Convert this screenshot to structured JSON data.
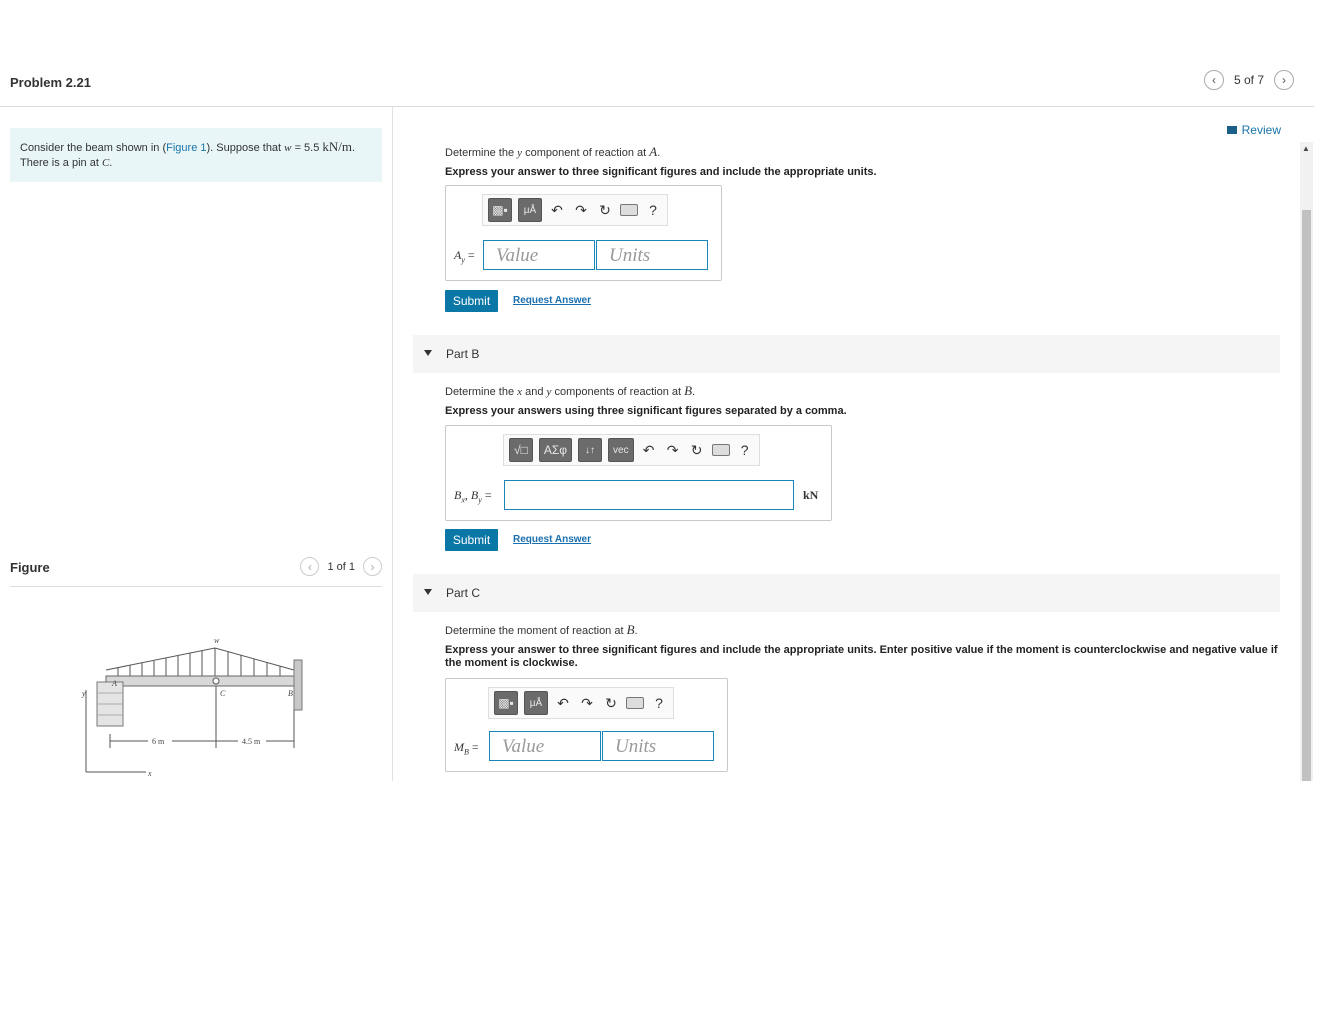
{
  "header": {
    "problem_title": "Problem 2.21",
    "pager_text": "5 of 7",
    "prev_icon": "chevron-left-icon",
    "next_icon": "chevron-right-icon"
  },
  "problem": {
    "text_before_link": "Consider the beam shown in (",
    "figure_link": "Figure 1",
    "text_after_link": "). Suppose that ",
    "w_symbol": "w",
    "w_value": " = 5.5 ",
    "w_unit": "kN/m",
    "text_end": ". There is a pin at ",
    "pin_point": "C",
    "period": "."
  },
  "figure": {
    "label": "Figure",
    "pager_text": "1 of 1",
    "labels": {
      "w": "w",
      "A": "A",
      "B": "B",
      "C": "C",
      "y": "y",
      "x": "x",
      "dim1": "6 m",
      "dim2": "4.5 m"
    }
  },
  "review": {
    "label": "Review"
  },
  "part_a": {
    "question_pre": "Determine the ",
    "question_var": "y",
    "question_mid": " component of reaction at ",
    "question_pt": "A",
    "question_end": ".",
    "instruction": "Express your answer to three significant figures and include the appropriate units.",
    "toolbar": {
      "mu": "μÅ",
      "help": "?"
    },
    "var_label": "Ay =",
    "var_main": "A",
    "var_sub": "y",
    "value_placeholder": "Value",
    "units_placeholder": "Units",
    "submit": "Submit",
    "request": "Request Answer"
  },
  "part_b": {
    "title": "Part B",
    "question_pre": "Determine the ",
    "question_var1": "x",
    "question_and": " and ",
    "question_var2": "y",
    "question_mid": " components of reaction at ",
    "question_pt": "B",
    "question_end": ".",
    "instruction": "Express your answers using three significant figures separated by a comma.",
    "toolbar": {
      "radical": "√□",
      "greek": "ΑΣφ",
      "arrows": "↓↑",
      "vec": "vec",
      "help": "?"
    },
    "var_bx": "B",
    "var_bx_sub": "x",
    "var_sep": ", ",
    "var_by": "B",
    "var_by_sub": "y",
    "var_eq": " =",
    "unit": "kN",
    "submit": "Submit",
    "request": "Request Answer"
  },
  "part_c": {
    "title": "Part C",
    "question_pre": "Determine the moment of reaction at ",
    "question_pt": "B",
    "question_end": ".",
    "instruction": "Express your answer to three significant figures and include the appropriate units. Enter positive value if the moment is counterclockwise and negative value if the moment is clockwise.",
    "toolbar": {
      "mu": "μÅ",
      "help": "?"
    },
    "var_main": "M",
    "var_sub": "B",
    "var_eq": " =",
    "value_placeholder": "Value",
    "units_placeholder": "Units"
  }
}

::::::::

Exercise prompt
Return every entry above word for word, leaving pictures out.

Exercise output
Convert this screenshot to structured JSON data.
{
  "header": {
    "problem_title": "Problem 2.21",
    "pager_text": "5 of 7",
    "prev_icon": "chevron-left-icon",
    "next_icon": "chevron-right-icon"
  },
  "problem": {
    "text_before_link": "Consider the beam shown in (",
    "figure_link": "Figure 1",
    "text_after_link": "). Suppose that ",
    "w_symbol": "w",
    "w_value": " = 5.5 ",
    "w_unit": "kN/m",
    "text_end": ". There is a pin at ",
    "pin_point": "C",
    "period": "."
  },
  "figure": {
    "label": "Figure",
    "pager_text": "1 of 1",
    "labels": {
      "w": "w",
      "A": "A",
      "B": "B",
      "C": "C",
      "y": "y",
      "x": "x",
      "dim1": "6 m",
      "dim2": "4.5 m"
    }
  },
  "review": {
    "label": "Review"
  },
  "part_a": {
    "question_pre": "Determine the ",
    "question_var": "y",
    "question_mid": " component of reaction at ",
    "question_pt": "A",
    "question_end": ".",
    "instruction": "Express your answer to three significant figures and include the appropriate units.",
    "toolbar": {
      "mu": "μÅ",
      "help": "?"
    },
    "var_label": "Ay =",
    "var_main": "A",
    "var_sub": "y",
    "value_placeholder": "Value",
    "units_placeholder": "Units",
    "submit": "Submit",
    "request": "Request Answer"
  },
  "part_b": {
    "title": "Part B",
    "question_pre": "Determine the ",
    "question_var1": "x",
    "question_and": " and ",
    "question_var2": "y",
    "question_mid": " components of reaction at ",
    "question_pt": "B",
    "question_end": ".",
    "instruction": "Express your answers using three significant figures separated by a comma.",
    "toolbar": {
      "radical": "√□",
      "greek": "ΑΣφ",
      "arrows": "↓↑",
      "vec": "vec",
      "help": "?"
    },
    "var_bx": "B",
    "var_bx_sub": "x",
    "var_sep": ", ",
    "var_by": "B",
    "var_by_sub": "y",
    "var_eq": " =",
    "unit": "kN",
    "submit": "Submit",
    "request": "Request Answer"
  },
  "part_c": {
    "title": "Part C",
    "question_pre": "Determine the moment of reaction at ",
    "question_pt": "B",
    "question_end": ".",
    "instruction": "Express your answer to three significant figures and include the appropriate units. Enter positive value if the moment is counterclockwise and negative value if the moment is clockwise.",
    "toolbar": {
      "mu": "μÅ",
      "help": "?"
    },
    "var_main": "M",
    "var_sub": "B",
    "var_eq": " =",
    "value_placeholder": "Value",
    "units_placeholder": "Units"
  }
}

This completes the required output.